> WHAT YOU ARE ASKED TO DO: What you return has to match the listing below line for line.

> AVAILABLE DATA:
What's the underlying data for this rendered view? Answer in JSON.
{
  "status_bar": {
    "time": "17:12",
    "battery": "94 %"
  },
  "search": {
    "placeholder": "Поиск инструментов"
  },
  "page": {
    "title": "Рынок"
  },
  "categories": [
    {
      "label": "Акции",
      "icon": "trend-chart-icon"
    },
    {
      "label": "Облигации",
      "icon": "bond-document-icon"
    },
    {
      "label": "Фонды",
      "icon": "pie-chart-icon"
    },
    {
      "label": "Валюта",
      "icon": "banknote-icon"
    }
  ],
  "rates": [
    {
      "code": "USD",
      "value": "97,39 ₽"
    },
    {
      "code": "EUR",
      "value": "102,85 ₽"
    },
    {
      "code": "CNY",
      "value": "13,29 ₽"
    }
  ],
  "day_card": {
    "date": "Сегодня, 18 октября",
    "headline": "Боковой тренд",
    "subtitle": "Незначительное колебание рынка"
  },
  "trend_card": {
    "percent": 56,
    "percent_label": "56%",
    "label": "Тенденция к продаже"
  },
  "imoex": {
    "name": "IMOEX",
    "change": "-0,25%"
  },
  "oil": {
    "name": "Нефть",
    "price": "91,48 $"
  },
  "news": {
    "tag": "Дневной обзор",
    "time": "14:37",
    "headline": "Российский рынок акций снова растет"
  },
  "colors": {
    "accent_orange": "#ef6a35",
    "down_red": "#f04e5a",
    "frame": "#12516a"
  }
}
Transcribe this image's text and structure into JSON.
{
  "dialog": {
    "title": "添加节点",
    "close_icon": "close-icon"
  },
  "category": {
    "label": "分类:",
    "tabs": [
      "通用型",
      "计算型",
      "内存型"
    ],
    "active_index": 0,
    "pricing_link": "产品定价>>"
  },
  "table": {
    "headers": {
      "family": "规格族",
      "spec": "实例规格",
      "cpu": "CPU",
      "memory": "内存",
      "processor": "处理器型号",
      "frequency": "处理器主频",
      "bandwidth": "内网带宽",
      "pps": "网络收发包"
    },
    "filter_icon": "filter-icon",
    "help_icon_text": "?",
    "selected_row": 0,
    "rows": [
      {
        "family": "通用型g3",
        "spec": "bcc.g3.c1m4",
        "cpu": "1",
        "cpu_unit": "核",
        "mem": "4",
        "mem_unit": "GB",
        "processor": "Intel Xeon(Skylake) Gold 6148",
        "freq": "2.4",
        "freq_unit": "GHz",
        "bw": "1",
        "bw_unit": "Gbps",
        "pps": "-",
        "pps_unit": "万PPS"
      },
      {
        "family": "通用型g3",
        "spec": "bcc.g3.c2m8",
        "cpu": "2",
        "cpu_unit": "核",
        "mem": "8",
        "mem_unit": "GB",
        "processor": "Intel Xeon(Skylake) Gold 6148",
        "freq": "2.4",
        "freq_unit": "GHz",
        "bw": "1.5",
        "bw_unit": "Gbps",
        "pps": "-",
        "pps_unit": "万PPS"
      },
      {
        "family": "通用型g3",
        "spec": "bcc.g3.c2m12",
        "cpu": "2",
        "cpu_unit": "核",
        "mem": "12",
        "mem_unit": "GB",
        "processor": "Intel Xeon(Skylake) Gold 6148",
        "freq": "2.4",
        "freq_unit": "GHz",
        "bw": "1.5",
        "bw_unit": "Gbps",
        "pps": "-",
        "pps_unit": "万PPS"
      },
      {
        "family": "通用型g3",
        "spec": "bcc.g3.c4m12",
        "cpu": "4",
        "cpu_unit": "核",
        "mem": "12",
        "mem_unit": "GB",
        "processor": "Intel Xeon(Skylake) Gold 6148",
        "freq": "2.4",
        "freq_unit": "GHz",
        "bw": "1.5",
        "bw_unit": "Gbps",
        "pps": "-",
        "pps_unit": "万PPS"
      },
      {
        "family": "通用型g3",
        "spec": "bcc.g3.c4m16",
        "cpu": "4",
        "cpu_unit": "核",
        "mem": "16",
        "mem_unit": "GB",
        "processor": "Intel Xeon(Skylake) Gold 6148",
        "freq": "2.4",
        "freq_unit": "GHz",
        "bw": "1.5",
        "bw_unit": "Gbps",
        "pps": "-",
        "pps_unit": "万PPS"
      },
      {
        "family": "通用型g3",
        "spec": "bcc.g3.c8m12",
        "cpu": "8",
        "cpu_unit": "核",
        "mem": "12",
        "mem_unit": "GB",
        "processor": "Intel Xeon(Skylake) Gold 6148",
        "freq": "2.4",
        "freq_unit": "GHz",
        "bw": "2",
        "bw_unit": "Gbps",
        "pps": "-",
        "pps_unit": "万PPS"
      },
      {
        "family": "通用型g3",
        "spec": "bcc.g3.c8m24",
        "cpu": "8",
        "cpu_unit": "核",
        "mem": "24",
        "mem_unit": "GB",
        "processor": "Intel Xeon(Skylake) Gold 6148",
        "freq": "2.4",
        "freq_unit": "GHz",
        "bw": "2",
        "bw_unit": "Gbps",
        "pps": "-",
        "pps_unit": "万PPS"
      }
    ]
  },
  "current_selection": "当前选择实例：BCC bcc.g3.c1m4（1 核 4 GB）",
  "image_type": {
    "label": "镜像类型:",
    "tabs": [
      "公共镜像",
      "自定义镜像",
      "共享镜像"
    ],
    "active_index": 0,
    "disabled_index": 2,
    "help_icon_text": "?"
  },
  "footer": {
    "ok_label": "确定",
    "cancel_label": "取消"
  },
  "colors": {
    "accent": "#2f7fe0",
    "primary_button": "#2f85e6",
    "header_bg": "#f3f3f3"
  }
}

> ANSWER AREA:
What's the underlying data for this rendered view? Answer in JSON.
{
  "status_bar": {
    "time": "17:12",
    "battery": "94 %"
  },
  "search": {
    "placeholder": "Поиск инструментов"
  },
  "page": {
    "title": "Рынок"
  },
  "categories": [
    {
      "label": "Акции",
      "icon": "trend-chart-icon"
    },
    {
      "label": "Облигации",
      "icon": "bond-document-icon"
    },
    {
      "label": "Фонды",
      "icon": "pie-chart-icon"
    },
    {
      "label": "Валюта",
      "icon": "banknote-icon"
    }
  ],
  "rates": [
    {
      "code": "USD",
      "value": "97,39 ₽"
    },
    {
      "code": "EUR",
      "value": "102,85 ₽"
    },
    {
      "code": "CNY",
      "value": "13,29 ₽"
    }
  ],
  "day_card": {
    "date": "Сегодня, 18 октября",
    "headline": "Боковой тренд",
    "subtitle": "Незначительное колебание рынка"
  },
  "trend_card": {
    "percent": 56,
    "percent_label": "56%",
    "label": "Тенденция к продаже"
  },
  "imoex": {
    "name": "IMOEX",
    "change": "-0,25%"
  },
  "oil": {
    "name": "Нефть",
    "price": "91,48 $"
  },
  "news": {
    "tag": "Дневной обзор",
    "time": "14:37",
    "headline": "Российский рынок акций снова растет"
  },
  "colors": {
    "accent_orange": "#ef6a35",
    "down_red": "#f04e5a",
    "frame": "#12516a"
  }
}
Transcribe this image's text and structure into JSON.
{
  "dialog": {
    "title": "添加节点",
    "close_icon": "close-icon"
  },
  "category": {
    "label": "分类:",
    "tabs": [
      "通用型",
      "计算型",
      "内存型"
    ],
    "active_index": 0,
    "pricing_link": "产品定价>>"
  },
  "table": {
    "headers": {
      "family": "规格族",
      "spec": "实例规格",
      "cpu": "CPU",
      "memory": "内存",
      "processor": "处理器型号",
      "frequency": "处理器主频",
      "bandwidth": "内网带宽",
      "pps": "网络收发包"
    },
    "filter_icon": "filter-icon",
    "help_icon_text": "?",
    "selected_row": 0,
    "rows": [
      {
        "family": "通用型g3",
        "spec": "bcc.g3.c1m4",
        "cpu": "1",
        "cpu_unit": "核",
        "mem": "4",
        "mem_unit": "GB",
        "processor": "Intel Xeon(Skylake) Gold 6148",
        "freq": "2.4",
        "freq_unit": "GHz",
        "bw": "1",
        "bw_unit": "Gbps",
        "pps": "-",
        "pps_unit": "万PPS"
      },
      {
        "family": "通用型g3",
        "spec": "bcc.g3.c2m8",
        "cpu": "2",
        "cpu_unit": "核",
        "mem": "8",
        "mem_unit": "GB",
        "processor": "Intel Xeon(Skylake) Gold 6148",
        "freq": "2.4",
        "freq_unit": "GHz",
        "bw": "1.5",
        "bw_unit": "Gbps",
        "pps": "-",
        "pps_unit": "万PPS"
      },
      {
        "family": "通用型g3",
        "spec": "bcc.g3.c2m12",
        "cpu": "2",
        "cpu_unit": "核",
        "mem": "12",
        "mem_unit": "GB",
        "processor": "Intel Xeon(Skylake) Gold 6148",
        "freq": "2.4",
        "freq_unit": "GHz",
        "bw": "1.5",
        "bw_unit": "Gbps",
        "pps": "-",
        "pps_unit": "万PPS"
      },
      {
        "family": "通用型g3",
        "spec": "bcc.g3.c4m12",
        "cpu": "4",
        "cpu_unit": "核",
        "mem": "12",
        "mem_unit": "GB",
        "processor": "Intel Xeon(Skylake) Gold 6148",
        "freq": "2.4",
        "freq_unit": "GHz",
        "bw": "1.5",
        "bw_unit": "Gbps",
        "pps": "-",
        "pps_unit": "万PPS"
      },
      {
        "family": "通用型g3",
        "spec": "bcc.g3.c4m16",
        "cpu": "4",
        "cpu_unit": "核",
        "mem": "16",
        "mem_unit": "GB",
        "processor": "Intel Xeon(Skylake) Gold 6148",
        "freq": "2.4",
        "freq_unit": "GHz",
        "bw": "1.5",
        "bw_unit": "Gbps",
        "pps": "-",
        "pps_unit": "万PPS"
      },
      {
        "family": "通用型g3",
        "spec": "bcc.g3.c8m12",
        "cpu": "8",
        "cpu_unit": "核",
        "mem": "12",
        "mem_unit": "GB",
        "processor": "Intel Xeon(Skylake) Gold 6148",
        "freq": "2.4",
        "freq_unit": "GHz",
        "bw": "2",
        "bw_unit": "Gbps",
        "pps": "-",
        "pps_unit": "万PPS"
      },
      {
        "family": "通用型g3",
        "spec": "bcc.g3.c8m24",
        "cpu": "8",
        "cpu_unit": "核",
        "mem": "24",
        "mem_unit": "GB",
        "processor": "Intel Xeon(Skylake) Gold 6148",
        "freq": "2.4",
        "freq_unit": "GHz",
        "bw": "2",
        "bw_unit": "Gbps",
        "pps": "-",
        "pps_unit": "万PPS"
      }
    ]
  },
  "current_selection": "当前选择实例：BCC bcc.g3.c1m4（1 核 4 GB）",
  "image_type": {
    "label": "镜像类型:",
    "tabs": [
      "公共镜像",
      "自定义镜像",
      "共享镜像"
    ],
    "active_index": 0,
    "disabled_index": 2,
    "help_icon_text": "?"
  },
  "footer": {
    "ok_label": "确定",
    "cancel_label": "取消"
  },
  "colors": {
    "accent": "#2f7fe0",
    "primary_button": "#2f85e6",
    "header_bg": "#f3f3f3"
  }
}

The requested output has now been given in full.